_WHAT YOU WILL DO_
Whenever a line in the material below includes "sesión", copy that line.

>>>>

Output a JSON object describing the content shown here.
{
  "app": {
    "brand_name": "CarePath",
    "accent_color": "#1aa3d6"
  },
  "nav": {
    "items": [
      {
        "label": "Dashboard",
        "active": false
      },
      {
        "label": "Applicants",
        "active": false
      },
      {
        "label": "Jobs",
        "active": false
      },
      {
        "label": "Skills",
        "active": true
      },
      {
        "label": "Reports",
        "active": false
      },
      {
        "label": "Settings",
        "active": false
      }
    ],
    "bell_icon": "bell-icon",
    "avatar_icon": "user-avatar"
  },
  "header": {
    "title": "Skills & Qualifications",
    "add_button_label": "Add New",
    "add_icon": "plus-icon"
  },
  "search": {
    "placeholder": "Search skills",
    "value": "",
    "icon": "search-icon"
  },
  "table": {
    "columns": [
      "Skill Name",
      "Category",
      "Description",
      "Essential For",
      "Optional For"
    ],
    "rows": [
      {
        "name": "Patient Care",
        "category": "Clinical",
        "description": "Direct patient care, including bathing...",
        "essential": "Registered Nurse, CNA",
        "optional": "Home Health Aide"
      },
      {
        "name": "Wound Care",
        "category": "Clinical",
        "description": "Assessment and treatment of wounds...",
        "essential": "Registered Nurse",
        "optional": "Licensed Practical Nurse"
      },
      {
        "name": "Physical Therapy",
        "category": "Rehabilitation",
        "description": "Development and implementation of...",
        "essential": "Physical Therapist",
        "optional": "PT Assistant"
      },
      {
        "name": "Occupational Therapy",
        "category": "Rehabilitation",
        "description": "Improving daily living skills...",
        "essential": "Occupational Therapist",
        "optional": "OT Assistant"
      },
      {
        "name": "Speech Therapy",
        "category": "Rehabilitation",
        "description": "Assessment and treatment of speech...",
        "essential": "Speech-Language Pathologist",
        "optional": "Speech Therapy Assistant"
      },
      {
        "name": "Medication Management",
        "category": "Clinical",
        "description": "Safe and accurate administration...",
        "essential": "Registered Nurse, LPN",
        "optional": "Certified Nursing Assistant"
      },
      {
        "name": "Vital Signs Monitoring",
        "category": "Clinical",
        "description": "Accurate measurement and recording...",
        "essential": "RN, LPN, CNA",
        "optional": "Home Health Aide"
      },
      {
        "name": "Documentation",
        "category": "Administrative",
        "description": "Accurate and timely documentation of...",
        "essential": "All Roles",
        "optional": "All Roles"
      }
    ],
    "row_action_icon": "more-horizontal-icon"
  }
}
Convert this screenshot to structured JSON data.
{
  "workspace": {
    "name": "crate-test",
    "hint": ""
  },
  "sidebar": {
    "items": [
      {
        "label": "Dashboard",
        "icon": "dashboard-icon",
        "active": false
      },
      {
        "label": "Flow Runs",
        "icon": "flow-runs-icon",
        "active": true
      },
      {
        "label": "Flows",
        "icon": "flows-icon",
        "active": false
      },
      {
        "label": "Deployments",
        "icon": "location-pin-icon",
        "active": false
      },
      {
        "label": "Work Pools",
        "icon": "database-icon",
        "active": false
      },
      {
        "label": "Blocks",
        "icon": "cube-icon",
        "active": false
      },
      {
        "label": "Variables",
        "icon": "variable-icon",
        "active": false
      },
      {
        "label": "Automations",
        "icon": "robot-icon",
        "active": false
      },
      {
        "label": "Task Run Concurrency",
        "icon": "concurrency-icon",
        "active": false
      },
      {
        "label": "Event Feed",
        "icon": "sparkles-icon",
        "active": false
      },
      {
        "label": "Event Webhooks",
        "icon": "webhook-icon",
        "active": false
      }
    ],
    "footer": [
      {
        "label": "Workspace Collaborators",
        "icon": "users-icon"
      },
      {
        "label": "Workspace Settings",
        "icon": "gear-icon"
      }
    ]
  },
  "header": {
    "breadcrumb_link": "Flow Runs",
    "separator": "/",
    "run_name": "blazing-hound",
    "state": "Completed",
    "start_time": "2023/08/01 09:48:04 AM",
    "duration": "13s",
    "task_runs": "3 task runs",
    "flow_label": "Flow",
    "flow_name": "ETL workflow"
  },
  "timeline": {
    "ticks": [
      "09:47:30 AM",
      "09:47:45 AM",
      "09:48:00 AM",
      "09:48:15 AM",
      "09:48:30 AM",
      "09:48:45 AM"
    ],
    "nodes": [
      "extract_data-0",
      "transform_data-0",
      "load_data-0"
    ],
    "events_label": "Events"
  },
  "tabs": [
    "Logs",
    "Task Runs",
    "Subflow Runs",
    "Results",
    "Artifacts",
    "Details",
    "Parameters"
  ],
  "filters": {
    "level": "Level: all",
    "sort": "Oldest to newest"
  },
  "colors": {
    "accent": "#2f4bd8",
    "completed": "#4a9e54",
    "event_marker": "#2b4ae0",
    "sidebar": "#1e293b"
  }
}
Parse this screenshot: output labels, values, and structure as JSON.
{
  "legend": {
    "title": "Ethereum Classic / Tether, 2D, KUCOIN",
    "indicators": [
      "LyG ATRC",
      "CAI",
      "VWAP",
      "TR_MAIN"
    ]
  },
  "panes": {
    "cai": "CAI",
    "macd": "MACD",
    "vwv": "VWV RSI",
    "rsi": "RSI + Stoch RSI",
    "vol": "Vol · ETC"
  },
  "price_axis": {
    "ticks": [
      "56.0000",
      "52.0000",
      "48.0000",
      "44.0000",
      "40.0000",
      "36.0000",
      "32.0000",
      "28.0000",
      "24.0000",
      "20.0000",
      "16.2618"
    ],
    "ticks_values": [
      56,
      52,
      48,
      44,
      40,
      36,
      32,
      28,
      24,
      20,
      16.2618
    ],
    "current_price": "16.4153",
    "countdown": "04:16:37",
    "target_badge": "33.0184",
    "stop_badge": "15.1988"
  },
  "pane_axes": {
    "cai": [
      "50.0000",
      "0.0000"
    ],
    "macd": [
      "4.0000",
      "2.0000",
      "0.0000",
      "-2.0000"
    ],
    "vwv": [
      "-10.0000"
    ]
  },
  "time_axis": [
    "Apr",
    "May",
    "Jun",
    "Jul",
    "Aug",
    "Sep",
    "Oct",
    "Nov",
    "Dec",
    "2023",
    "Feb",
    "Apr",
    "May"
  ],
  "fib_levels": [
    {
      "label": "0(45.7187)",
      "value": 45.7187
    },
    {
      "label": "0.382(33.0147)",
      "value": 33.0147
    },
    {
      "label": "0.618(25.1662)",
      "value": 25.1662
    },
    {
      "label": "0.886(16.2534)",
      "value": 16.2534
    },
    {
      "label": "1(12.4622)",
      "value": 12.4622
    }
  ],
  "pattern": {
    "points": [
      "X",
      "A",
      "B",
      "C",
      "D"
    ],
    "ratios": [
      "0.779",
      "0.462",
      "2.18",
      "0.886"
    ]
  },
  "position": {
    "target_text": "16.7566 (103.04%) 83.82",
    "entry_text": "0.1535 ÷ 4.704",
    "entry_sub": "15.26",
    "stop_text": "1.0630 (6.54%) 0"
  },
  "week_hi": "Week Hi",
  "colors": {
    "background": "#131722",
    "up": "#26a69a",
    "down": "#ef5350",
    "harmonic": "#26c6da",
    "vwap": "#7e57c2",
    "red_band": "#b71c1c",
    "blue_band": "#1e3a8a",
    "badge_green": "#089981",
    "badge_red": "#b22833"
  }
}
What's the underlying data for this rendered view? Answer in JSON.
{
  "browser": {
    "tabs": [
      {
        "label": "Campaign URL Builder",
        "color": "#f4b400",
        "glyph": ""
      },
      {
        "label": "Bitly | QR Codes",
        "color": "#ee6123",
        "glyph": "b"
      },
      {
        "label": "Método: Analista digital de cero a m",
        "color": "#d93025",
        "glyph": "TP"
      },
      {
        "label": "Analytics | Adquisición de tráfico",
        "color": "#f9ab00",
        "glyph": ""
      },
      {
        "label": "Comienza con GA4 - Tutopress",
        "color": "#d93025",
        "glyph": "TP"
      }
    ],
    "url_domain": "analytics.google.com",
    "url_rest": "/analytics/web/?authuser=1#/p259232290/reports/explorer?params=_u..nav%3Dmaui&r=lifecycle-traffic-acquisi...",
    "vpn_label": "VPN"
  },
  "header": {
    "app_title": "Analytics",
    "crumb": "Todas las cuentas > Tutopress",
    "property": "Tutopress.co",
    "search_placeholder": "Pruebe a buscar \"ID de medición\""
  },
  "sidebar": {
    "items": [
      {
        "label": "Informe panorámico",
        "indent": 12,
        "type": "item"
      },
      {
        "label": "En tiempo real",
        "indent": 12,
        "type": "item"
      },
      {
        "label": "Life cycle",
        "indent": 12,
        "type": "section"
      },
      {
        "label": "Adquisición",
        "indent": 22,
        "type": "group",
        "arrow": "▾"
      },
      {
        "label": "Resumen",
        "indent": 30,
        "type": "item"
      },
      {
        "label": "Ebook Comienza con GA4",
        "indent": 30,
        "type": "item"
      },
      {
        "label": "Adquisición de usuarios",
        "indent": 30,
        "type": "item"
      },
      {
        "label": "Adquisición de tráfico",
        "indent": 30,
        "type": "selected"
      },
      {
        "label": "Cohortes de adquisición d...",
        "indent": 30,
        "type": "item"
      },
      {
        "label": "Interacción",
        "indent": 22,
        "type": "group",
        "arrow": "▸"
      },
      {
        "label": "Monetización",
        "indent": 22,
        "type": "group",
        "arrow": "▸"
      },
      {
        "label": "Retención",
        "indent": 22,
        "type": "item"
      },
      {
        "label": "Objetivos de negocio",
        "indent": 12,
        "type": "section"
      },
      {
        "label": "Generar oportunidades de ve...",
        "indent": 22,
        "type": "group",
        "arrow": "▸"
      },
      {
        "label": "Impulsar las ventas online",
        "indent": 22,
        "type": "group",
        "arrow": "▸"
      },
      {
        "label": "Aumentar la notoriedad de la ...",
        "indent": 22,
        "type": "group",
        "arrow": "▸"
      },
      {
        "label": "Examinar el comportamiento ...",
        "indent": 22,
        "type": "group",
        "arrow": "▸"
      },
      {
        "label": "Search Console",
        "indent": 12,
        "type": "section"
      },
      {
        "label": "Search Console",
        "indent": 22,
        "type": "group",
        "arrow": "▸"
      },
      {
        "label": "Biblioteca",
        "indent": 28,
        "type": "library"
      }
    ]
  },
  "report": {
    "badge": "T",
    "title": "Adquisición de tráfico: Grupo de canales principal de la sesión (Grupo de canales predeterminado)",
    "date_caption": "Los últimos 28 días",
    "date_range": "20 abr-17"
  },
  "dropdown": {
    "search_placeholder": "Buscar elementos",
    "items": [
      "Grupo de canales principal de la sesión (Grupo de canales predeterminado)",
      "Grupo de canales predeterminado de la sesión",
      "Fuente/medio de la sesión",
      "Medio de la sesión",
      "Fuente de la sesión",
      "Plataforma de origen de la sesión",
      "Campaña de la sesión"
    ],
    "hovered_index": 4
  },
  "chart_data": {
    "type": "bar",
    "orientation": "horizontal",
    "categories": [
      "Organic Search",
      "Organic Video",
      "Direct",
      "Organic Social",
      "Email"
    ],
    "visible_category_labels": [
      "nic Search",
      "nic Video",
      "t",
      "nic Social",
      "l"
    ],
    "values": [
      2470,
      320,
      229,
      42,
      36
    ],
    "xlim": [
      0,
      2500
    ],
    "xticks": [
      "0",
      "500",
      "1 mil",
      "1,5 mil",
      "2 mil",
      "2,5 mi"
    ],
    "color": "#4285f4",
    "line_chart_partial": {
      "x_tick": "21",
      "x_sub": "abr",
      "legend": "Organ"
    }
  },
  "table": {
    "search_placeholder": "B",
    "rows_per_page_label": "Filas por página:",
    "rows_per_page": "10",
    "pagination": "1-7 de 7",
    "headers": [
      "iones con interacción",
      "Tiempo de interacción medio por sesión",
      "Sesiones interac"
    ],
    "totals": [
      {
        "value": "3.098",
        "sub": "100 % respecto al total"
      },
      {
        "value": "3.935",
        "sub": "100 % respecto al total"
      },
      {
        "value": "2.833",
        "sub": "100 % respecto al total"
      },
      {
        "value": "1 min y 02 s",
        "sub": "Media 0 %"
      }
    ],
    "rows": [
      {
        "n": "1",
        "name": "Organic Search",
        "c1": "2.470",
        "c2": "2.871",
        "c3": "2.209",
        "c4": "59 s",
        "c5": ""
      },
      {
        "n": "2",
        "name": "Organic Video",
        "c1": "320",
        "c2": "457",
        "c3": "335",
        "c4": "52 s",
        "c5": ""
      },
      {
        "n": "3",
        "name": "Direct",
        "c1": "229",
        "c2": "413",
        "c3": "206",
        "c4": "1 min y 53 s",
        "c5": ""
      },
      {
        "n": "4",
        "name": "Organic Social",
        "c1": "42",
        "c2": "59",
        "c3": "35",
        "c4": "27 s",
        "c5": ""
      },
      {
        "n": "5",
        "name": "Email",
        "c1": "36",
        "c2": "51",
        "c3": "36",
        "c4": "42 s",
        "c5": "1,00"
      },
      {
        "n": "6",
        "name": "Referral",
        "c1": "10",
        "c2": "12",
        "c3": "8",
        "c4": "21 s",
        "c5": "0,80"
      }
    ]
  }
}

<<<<

_EXERCISE RESPONSE_
    "title": "Adquisición de tráfico: Grupo de canales principal de la sesión (Grupo de canales predeterminado)",
      "Grupo de canales principal de la sesión (Grupo de canales predeterminado)",
      "Grupo de canales predeterminado de la sesión",
      "Fuente/medio de la sesión",
      "Medio de la sesión",
      "Fuente de la sesión",
      "Plataforma de origen de la sesión",
      "Campaña de la sesión"
      "Tiempo de interacción medio por sesión",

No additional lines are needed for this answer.